Given data:
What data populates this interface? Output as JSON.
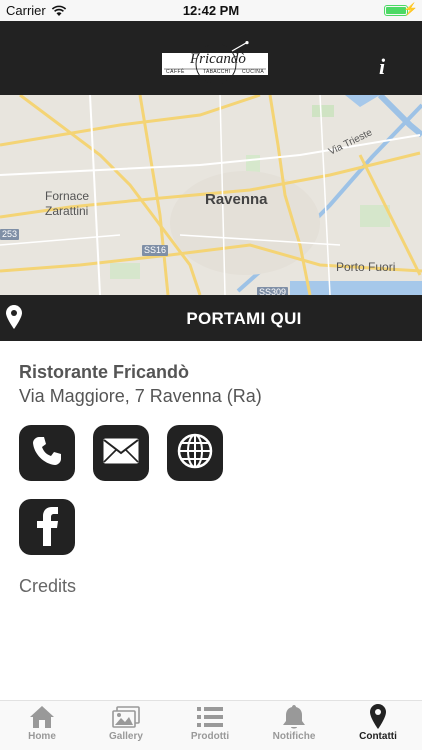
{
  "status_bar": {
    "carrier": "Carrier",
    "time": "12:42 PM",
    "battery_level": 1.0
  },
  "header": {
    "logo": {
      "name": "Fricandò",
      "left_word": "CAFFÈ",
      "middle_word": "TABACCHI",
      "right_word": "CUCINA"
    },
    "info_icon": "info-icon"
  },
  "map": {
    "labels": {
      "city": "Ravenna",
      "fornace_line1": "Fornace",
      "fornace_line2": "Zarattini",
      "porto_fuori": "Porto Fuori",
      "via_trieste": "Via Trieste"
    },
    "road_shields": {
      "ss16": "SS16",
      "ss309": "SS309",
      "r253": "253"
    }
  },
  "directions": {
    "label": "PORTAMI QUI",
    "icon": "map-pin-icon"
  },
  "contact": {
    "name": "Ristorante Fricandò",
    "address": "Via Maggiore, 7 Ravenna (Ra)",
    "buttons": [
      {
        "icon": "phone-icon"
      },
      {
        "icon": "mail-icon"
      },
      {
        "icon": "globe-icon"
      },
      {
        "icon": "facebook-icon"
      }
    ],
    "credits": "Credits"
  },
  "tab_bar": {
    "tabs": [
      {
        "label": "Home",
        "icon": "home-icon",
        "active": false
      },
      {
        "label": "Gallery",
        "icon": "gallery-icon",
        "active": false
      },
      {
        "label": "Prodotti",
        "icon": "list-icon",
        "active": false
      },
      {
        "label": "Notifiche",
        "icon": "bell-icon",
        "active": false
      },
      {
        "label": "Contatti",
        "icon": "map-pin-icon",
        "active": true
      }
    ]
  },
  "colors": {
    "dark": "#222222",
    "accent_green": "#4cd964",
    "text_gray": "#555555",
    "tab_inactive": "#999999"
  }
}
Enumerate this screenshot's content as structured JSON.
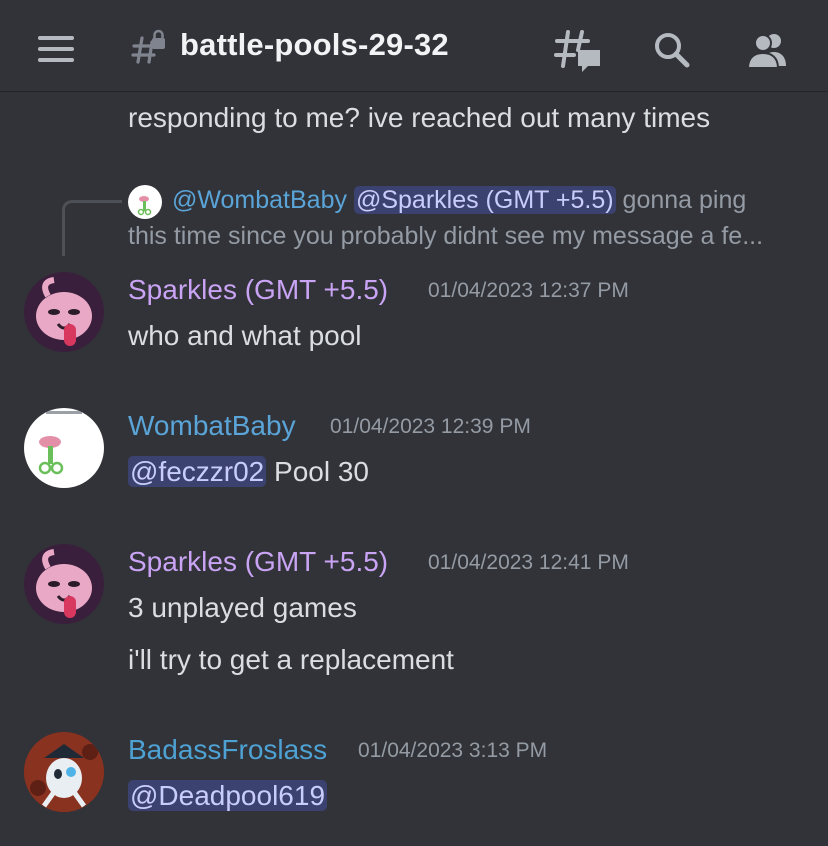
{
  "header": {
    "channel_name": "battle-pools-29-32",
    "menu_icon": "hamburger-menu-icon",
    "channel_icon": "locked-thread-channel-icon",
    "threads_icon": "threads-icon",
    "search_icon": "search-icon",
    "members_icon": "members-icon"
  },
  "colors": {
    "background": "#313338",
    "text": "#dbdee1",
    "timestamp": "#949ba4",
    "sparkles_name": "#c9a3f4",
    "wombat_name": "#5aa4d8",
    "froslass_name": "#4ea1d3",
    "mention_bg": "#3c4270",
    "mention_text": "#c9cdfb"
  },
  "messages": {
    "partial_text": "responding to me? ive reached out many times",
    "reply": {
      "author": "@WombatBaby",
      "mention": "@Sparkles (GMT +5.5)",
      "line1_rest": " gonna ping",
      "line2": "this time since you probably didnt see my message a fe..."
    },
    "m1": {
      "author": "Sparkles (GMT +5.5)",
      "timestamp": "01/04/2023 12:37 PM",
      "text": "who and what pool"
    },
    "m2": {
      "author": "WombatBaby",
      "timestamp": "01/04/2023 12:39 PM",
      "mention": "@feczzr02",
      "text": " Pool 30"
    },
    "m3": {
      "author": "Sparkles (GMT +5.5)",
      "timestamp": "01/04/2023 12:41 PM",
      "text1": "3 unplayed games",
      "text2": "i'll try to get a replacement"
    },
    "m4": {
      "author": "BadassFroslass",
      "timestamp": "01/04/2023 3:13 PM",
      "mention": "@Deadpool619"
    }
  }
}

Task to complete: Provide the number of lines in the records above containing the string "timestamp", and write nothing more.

Result of this exercise: 5